Designer Gerard Gauci, together with a team of set painters, has created a seductive entry into Drama and Desire: Artists and the Theatre. It’s based on 18th trompe l’oeil painting techniques used in the theatre. The arches behind the lush draperies were inspired by the most famous painting in the exhibition‚ Jacques-Louis David’s Oath of the Horatii.
If you look carefully, you can see the way these recreations of 18th century stage flats were constructed and how they would have appeared to performers. In-house painters have aged the new plywood to give visitors a real sense of what it was like to be on stage over 250 years ago.
The AGO is borrowing stage props from the Stratford Shakespeare Festival, the Canadian Opera Company, Canadian Theatre Museum and Opera Atelier to enliven the lobby as well as the exhibition itself. Alec Guinness’s sword from the Stratford Shakespeare Festival’s 1953 production of Richard III and the head of John the Baptist from a COC production of Salome are just a few of the surprises in store for visitors.
The AGO has negotiated the loan of archival books and a toy theatre from the University of Toronto’s Thomas Fisher Rare Book Library. The Toronto Public Library is lending personal memorabilia of the most famous actress of the late 19th century, Ellen Terry, to complement the startling portrait of her as Lady Macbeth by American painter John Singer Sargent. We’ve also borrowed jewel beetles (dead ones that is) from the Royal Ontario Museum to replicate the ones sewn into her very controversial costume.
Lighting and sound technicians are busy concocting a storm with waves crashing, thunder, and lightning bolts to bring an English landscape painting to life. 18th century style stage machines that make the sound of rain and wind have already been constructed and only await visitors to activate them. The sound of rain is made from putting beads in a drum and rotating it, while the sound of wind is created from canvas passing over wood.
French painter Edgar Degas loved to hang out at the Paris Opera House observing ballet dancers both on and off stage. Elaborate red velvet drapes and crystal chandeliers will evoke the atmosphere of a reception room at the Opera and create an appropriate setting for seven wonderful Degas paintings of dancers. (We intend to move the sky-jack before the show opens!)
Drama and Desire starts with a recreation of an 18th century stage set and concludes with one from the early 20th century. Englishman Edward Gordon Craig designed this set for Hamlet in 1911. At the time, its stark white forms made it the most revolutionary of the day. It still looks remarkably contemporary today. Hamlet’s voice performing the famous “To be or not to be‚” soliloquy will be heard as visitors approach the columns. A strong light from behind visitors will cast their shadows onto the set and make them feel they are part of the drama.
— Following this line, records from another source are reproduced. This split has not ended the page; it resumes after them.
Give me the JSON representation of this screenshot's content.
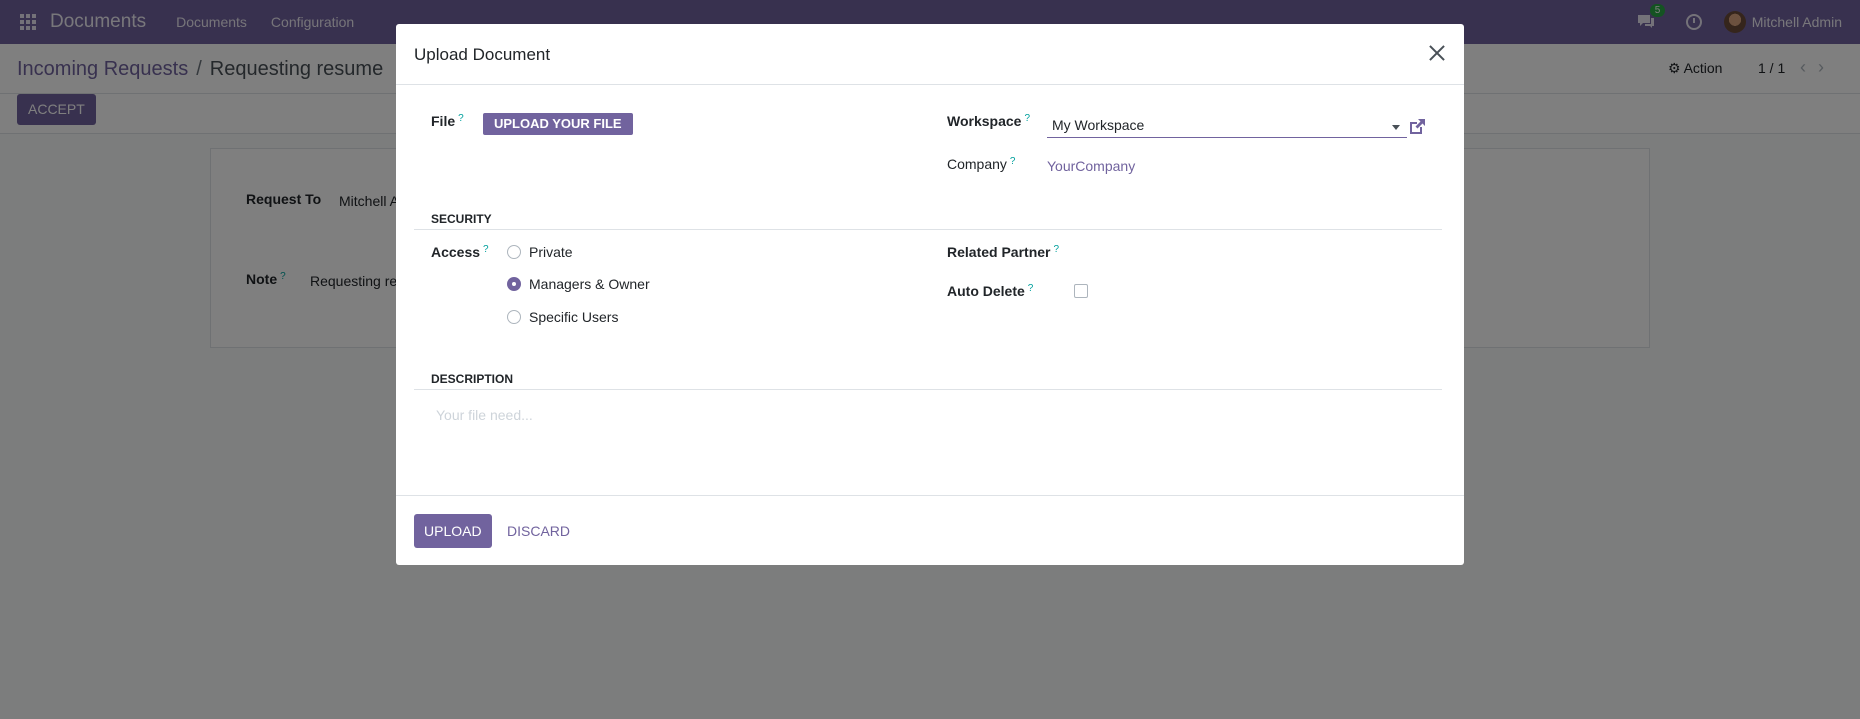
{
  "navbar": {
    "brand": "Documents",
    "menus": [
      "Documents",
      "Configuration"
    ],
    "chat_badge": "5",
    "user_name": "Mitchell Admin",
    "accent": "#71639e"
  },
  "control_panel": {
    "breadcrumb_parent": "Incoming Requests",
    "breadcrumb_separator": "/",
    "breadcrumb_current": "Requesting resume",
    "action_label": "Action",
    "pager": "1 / 1"
  },
  "buttons": {
    "accept": "ACCEPT"
  },
  "background_form": {
    "request_to_label": "Request To",
    "request_to_value": "Mitchell A",
    "note_label": "Note",
    "note_value": "Requesting re"
  },
  "modal": {
    "title": "Upload Document",
    "file_label": "File",
    "upload_file_button": "UPLOAD YOUR FILE",
    "workspace_label": "Workspace",
    "workspace_value": "My Workspace",
    "company_label": "Company",
    "company_value": "YourCompany",
    "security_title": "SECURITY",
    "access_label": "Access",
    "access_options": [
      {
        "label": "Private",
        "checked": false
      },
      {
        "label": "Managers & Owner",
        "checked": true
      },
      {
        "label": "Specific Users",
        "checked": false
      }
    ],
    "related_partner_label": "Related Partner",
    "auto_delete_label": "Auto Delete",
    "auto_delete_checked": false,
    "description_title": "DESCRIPTION",
    "description_placeholder": "Your file need...",
    "tooltip_mark": "?",
    "footer": {
      "upload": "UPLOAD",
      "discard": "DISCARD"
    }
  }
}
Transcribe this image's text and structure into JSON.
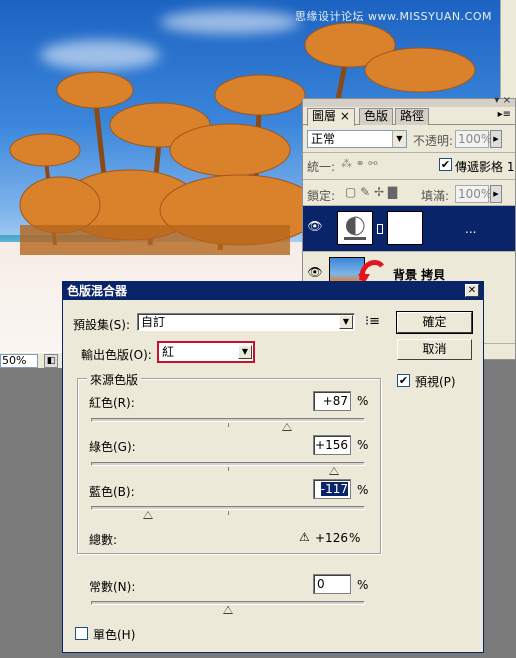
{
  "watermark": "思缘设计论坛 www.MISSYUAN.COM",
  "document": {
    "zoom": "50%"
  },
  "layers_panel": {
    "tabs": [
      {
        "label": "圖層",
        "close": "×"
      },
      {
        "label": "色版"
      },
      {
        "label": "路徑"
      }
    ],
    "blend_mode": "正常",
    "opacity_label": "不透明:",
    "opacity_value": "100%",
    "unify_label": "統一:",
    "propagate_label": "傳遞影格 1",
    "lock_label": "鎖定:",
    "fill_label": "填滿:",
    "fill_value": "100%",
    "layers": [
      {
        "name": "...",
        "selected": true
      },
      {
        "name": "背景 拷貝",
        "selected": false
      }
    ]
  },
  "dialog": {
    "title": "色版混合器",
    "preset_label": "預設集(S):",
    "preset_value": "自訂",
    "output_label": "輸出色版(O):",
    "output_value": "紅",
    "ok_label": "確定",
    "cancel_label": "取消",
    "preview_label": "預視(P)",
    "preview_checked": true,
    "source_group_label": "來源色版",
    "channels": [
      {
        "label": "紅色(R):",
        "value": "+87",
        "unit": "%",
        "slider_percent": 87
      },
      {
        "label": "綠色(G):",
        "value": "+156",
        "unit": "%",
        "slider_percent": 156
      },
      {
        "label": "藍色(B):",
        "value": "-117",
        "unit": "%",
        "slider_percent": -117
      }
    ],
    "total_label": "總數:",
    "total_value": "+126",
    "total_unit": "%",
    "constant_label": "常數(N):",
    "constant_value": "0",
    "constant_unit": "%",
    "constant_slider_percent": 0,
    "monochrome_label": "單色(H)",
    "monochrome_checked": false
  }
}
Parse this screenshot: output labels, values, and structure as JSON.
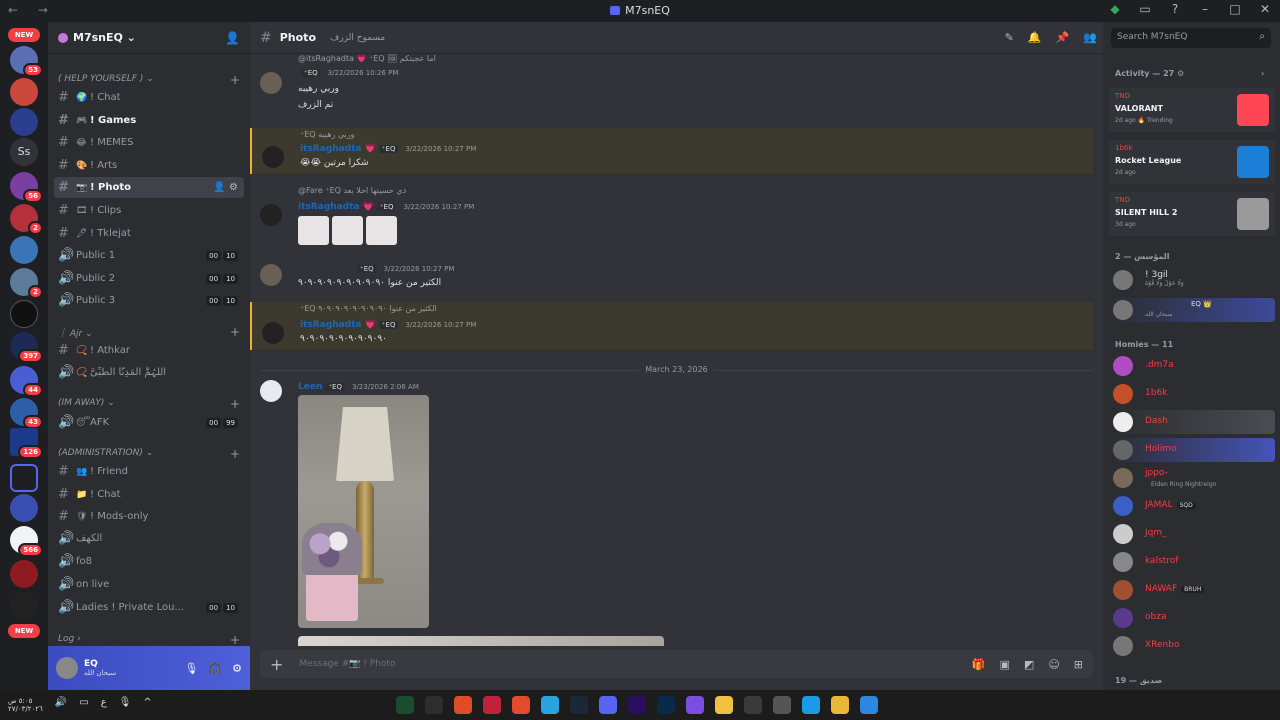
{
  "window": {
    "title": "M7snEQ",
    "nav": "← →"
  },
  "servers": {
    "new_top": "NEW",
    "new_bottom": "NEW",
    "letters": "Ss",
    "badges": [
      "53",
      "56",
      "2",
      "2",
      "397",
      "44",
      "43",
      "126",
      "566"
    ]
  },
  "guild": {
    "name": "M7snEQ ⌄"
  },
  "categories": {
    "help": "( HELP YOURSELF ) ⌄",
    "ajr": "｜ Ajr ⌄",
    "away": "(IM AWAY) ⌄",
    "admin": "(ADMINISTRATION) ⌄",
    "log": "Log ›"
  },
  "channels": [
    {
      "name": "! Chat",
      "icon": "#",
      "emo": "🌍"
    },
    {
      "name": "! Games",
      "icon": "#",
      "emo": "🎮"
    },
    {
      "name": "! MEMES",
      "icon": "#",
      "emo": "😂"
    },
    {
      "name": "! Arts",
      "icon": "#",
      "emo": "🎨"
    },
    {
      "name": "! Photo",
      "icon": "#",
      "emo": "📷"
    },
    {
      "name": "! Clips",
      "icon": "#",
      "emo": "🎞"
    },
    {
      "name": "! Tklejat",
      "icon": "#",
      "emo": "🖊"
    },
    {
      "name": "Public 1",
      "icon": "🔊",
      "c1": "00",
      "c2": "10"
    },
    {
      "name": "Public 2",
      "icon": "🔊",
      "c1": "00",
      "c2": "10"
    },
    {
      "name": "Public 3",
      "icon": "🔊",
      "c1": "00",
      "c2": "10"
    },
    {
      "name": "! Athkar",
      "icon": "#",
      "emo": "📿"
    },
    {
      "name": "اَللّٰہُمَّ اَلْمَدِنَّا الْطَّبِّیَّ",
      "icon": "🔊",
      "emo": "📿"
    },
    {
      "name": "AFK",
      "icon": "🔊",
      "emo": "😴",
      "c1": "00",
      "c2": "99"
    },
    {
      "name": "! Friend",
      "icon": "#",
      "emo": "👥"
    },
    {
      "name": "! Chat",
      "icon": "#",
      "emo": "📁"
    },
    {
      "name": "! Mods-only",
      "icon": "#",
      "emo": "🛡"
    },
    {
      "name": "الكهف",
      "icon": "🔊"
    },
    {
      "name": "fo8",
      "icon": "🔊"
    },
    {
      "name": "on live",
      "icon": "🔊"
    },
    {
      "name": "Ladies ! Private Lou...",
      "icon": "🔊",
      "c1": "00",
      "c2": "10"
    }
  ],
  "user": {
    "name": "EQ",
    "status": "سبحان الله"
  },
  "topbar": {
    "channel": "Photo",
    "topic": "مسموح الزرف"
  },
  "messages": [
    {
      "reply": "@itsRaghadta 💗 ⁺EQ 🖼 اما عجبتكم",
      "user": "",
      "tag": "⁺EQ",
      "time": "3/22/2026 10:26 PM",
      "lines": [
        "وربي رهيبه",
        "تم الزرف"
      ]
    },
    {
      "reply": "⁺EQ وربي رهيبه",
      "user": "itsRaghadta 💗",
      "tag": "⁺EQ",
      "time": "3/22/2026 10:27 PM",
      "lines": [
        "😭😭 شكرا مرتين"
      ]
    },
    {
      "reply": "@Fare ⁺EQ ذي حسيتها احلا بعد",
      "user": "itsRaghadta 💗",
      "tag": "⁺EQ",
      "time": "3/22/2026 10:27 PM",
      "lines": []
    },
    {
      "reply": "",
      "user": "",
      "tag": "⁺EQ",
      "time": "3/22/2026 10:27 PM",
      "lines": [
        "الكثير من عنوا ٩٠٩٠٩٠٩٠٩٠٩٠٩٠٩٠٩٠"
      ]
    },
    {
      "reply": "⁺EQ الكثير من عنوا ٩٠٩٠٩٠٩٠٩٠٩٠٩٠٩٠",
      "user": "itsRaghadta 💗",
      "tag": "⁺EQ",
      "time": "3/22/2026 10:27 PM",
      "lines": [
        "٩٠٩٠٩٠٩٠٩٠٩٠٩٠٩٠٩٠"
      ]
    },
    {
      "reply": "",
      "user": "Leen",
      "tag": "⁺EQ",
      "time": "3/23/2026 2:06 AM",
      "lines": []
    }
  ],
  "date_divider": "March 23, 2026",
  "composer": {
    "placeholder": "Message #📷 ! Photo"
  },
  "members": {
    "search_placeholder": "Search M7snEQ",
    "activity_title": "Activity — 27",
    "activities": [
      {
        "who": "TNO",
        "game": "VALORANT",
        "ago": "2d ago  🔥 Trending",
        "color": "#ff4655"
      },
      {
        "who": "1b6k",
        "game": "Rocket League",
        "ago": "2d ago",
        "color": "#1b7fd8"
      },
      {
        "who": "TNO",
        "game": "SILENT HILL 2",
        "ago": "3d ago",
        "color": "#9a9a9a"
      }
    ],
    "founders": "المؤسس — 2",
    "founder_list": [
      {
        "name": "! 3gil",
        "status": "وَلَا حَوْلَ وَلَا قُوَّةَ"
      },
      {
        "name": "EQ 👑",
        "status": "سبحان الله"
      }
    ],
    "homies": "Homies — 11",
    "homie_list": [
      {
        "name": ".dm7a",
        "status": "",
        "tag": ""
      },
      {
        "name": "1b6k",
        "status": "",
        "tag": ""
      },
      {
        "name": "Dash",
        "status": "",
        "tag": ""
      },
      {
        "name": "Holimo",
        "status": "",
        "tag": ""
      },
      {
        "name": "jppo-",
        "status": "Elden Ring Nightreign",
        "tag": ""
      },
      {
        "name": "JAMAL",
        "status": "",
        "tag": "SQD"
      },
      {
        "name": "Jqm_",
        "status": "",
        "tag": ""
      },
      {
        "name": "kalstrof",
        "status": "",
        "tag": ""
      },
      {
        "name": "NAWAF",
        "status": "",
        "tag": "BRUH"
      },
      {
        "name": "obza",
        "status": "",
        "tag": ""
      },
      {
        "name": "XRenbo",
        "status": "",
        "tag": ""
      }
    ],
    "friends": "صديق — 19"
  },
  "taskbar": {
    "clock": "٥:٠٥ ص",
    "date": "٢٧/٠٣/٢٠٢٦",
    "lang": "ع"
  }
}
Drama & Desire: Artists and the Theatre opens this Saturday, June 19, with an exclusive Members’ Preview on now!